- **Work to be completed**: Copy out every line of the data where the word "this" is found.
++++
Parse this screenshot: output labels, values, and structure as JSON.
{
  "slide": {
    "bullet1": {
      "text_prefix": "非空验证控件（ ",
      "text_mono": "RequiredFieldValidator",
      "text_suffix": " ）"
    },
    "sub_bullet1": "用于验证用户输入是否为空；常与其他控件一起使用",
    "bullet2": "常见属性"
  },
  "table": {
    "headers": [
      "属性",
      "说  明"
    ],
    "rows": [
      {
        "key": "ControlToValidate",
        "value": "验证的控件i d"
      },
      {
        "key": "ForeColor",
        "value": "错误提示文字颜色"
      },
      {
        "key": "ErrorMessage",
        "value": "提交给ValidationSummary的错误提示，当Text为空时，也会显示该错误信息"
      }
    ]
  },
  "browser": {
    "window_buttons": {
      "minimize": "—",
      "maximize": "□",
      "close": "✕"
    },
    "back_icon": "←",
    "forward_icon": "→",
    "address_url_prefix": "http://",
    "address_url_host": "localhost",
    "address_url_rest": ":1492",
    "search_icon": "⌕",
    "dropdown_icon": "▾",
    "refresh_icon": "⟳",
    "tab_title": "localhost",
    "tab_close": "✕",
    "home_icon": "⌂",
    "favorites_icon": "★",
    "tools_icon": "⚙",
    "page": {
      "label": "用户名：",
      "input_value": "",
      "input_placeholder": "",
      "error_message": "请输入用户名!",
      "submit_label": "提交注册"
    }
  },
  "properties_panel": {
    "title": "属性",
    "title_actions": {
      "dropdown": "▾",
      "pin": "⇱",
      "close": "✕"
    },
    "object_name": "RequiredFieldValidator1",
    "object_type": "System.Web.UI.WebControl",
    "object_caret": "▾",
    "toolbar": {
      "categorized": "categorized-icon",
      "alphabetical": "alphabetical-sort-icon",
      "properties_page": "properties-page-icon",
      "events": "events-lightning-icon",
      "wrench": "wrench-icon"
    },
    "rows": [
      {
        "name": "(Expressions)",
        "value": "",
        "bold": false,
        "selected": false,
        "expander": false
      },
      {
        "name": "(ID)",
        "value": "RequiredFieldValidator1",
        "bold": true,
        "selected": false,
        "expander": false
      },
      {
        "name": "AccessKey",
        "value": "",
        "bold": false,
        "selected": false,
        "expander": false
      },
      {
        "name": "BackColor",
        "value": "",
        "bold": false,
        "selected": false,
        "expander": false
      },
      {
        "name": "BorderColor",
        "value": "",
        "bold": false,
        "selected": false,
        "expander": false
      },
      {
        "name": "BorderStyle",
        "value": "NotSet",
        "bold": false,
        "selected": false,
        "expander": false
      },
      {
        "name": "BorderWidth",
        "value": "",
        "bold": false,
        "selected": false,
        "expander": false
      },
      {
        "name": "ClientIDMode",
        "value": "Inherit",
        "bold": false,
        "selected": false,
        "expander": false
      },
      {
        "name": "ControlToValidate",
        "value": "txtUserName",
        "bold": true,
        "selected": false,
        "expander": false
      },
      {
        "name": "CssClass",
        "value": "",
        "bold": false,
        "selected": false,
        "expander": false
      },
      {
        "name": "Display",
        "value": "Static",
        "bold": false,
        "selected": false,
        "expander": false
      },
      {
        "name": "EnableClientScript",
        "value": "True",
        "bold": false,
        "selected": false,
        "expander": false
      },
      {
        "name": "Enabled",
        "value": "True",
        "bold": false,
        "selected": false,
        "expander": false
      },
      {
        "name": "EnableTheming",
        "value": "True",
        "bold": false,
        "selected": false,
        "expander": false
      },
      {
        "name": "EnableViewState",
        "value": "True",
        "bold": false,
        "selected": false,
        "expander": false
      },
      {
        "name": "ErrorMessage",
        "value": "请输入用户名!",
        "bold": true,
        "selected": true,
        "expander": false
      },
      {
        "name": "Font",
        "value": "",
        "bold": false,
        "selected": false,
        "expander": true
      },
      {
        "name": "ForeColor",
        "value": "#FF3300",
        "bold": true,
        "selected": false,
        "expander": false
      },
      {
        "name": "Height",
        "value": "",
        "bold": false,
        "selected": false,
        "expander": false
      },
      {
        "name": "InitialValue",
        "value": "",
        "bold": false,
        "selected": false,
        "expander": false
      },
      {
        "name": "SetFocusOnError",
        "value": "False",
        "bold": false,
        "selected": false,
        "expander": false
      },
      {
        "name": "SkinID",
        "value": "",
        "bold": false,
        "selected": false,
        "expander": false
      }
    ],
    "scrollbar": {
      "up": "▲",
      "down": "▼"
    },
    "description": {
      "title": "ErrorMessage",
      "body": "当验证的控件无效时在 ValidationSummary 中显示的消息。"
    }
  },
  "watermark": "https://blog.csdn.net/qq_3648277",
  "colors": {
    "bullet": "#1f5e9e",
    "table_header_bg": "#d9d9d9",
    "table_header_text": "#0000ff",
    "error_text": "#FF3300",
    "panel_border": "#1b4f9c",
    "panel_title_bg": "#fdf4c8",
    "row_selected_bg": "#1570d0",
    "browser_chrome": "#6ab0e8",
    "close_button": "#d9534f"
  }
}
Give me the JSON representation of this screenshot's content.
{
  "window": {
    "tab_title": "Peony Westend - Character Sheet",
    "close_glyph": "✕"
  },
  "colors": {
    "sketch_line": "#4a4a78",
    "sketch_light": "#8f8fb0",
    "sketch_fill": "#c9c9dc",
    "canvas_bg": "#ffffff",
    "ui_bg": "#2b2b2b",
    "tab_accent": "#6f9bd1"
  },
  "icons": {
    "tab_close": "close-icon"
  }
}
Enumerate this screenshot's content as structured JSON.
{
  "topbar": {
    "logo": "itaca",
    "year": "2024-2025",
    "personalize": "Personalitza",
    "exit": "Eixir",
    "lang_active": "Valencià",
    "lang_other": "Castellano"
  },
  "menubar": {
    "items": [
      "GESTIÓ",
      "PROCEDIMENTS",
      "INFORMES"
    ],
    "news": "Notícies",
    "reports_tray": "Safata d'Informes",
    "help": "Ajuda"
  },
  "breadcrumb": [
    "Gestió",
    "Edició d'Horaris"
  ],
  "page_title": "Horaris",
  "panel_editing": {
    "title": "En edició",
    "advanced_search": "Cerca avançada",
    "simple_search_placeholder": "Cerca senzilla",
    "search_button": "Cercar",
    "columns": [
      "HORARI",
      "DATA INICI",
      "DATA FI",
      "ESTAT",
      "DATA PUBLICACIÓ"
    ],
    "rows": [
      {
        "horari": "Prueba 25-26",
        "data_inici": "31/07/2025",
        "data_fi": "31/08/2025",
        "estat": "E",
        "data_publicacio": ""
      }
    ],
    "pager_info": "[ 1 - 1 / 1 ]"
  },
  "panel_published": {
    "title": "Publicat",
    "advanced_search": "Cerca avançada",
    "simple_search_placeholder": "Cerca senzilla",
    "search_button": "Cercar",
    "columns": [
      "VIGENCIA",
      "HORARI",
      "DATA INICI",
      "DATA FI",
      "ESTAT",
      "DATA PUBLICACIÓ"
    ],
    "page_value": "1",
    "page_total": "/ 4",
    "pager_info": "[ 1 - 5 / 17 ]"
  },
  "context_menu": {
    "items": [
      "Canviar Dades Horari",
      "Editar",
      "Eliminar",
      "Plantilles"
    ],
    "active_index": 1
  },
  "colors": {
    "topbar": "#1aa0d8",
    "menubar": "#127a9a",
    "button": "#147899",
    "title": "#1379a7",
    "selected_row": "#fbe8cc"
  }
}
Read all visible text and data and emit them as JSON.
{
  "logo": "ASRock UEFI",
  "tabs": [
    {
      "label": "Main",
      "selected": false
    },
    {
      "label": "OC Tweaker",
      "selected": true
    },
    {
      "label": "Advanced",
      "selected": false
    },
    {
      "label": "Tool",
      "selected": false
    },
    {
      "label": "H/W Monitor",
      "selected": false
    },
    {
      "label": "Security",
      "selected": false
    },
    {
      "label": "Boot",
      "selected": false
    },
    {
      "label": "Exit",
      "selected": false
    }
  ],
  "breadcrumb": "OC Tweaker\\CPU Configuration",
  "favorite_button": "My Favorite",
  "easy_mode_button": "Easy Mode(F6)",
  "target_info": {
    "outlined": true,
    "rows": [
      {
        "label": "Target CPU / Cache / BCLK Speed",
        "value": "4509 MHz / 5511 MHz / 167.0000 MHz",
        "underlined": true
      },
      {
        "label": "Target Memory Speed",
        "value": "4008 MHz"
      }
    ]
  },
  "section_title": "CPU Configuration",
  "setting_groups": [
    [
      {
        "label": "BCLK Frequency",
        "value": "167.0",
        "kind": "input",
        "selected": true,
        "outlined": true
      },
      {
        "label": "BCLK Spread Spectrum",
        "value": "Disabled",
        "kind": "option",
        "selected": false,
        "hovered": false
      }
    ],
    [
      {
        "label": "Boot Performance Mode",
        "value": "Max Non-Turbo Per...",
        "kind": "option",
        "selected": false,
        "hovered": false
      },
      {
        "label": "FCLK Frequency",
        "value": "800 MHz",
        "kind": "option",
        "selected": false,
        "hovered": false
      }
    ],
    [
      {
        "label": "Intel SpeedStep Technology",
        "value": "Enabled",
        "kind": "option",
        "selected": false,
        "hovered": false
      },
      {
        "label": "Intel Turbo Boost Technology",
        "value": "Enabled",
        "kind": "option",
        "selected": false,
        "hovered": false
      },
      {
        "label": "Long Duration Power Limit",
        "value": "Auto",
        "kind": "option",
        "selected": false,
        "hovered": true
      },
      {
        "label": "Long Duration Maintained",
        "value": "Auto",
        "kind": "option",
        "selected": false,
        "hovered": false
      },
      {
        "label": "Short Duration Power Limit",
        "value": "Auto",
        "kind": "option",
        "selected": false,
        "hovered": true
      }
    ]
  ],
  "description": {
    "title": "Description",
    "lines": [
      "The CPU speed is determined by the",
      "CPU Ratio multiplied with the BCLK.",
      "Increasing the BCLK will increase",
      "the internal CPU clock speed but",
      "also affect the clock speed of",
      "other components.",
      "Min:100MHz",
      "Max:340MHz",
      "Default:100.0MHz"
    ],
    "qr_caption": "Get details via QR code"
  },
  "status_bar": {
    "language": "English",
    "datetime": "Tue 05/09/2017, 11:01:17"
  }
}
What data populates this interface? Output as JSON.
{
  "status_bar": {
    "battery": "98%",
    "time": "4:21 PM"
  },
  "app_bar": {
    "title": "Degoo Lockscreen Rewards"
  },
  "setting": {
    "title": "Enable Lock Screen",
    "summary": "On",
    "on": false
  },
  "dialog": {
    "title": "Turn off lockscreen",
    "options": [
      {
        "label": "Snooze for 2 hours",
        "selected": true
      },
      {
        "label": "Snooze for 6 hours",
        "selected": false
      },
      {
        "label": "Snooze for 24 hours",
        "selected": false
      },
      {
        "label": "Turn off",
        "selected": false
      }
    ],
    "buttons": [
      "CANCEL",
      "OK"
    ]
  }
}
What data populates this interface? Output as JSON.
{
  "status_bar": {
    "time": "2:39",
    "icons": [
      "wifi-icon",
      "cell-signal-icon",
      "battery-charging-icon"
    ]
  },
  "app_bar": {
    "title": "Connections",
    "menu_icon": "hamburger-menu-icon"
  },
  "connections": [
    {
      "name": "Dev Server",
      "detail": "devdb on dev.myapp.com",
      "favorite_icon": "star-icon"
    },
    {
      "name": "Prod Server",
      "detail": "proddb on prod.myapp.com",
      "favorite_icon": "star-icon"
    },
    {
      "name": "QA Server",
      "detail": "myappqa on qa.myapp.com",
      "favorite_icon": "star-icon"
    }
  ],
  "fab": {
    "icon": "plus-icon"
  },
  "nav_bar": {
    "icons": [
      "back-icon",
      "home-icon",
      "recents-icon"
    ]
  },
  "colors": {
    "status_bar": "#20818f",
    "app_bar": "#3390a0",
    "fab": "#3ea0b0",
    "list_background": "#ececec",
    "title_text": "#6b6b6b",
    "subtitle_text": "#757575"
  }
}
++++
- **Finished exercise**:
Parse this screenshot: output labels, values, and structure as JSON.
Give me the JSON representation of this screenshot's content.
Enumerate this screenshot's content as structured JSON.
What data populates this interface? Output as JSON.
What data populates this interface? Output as JSON.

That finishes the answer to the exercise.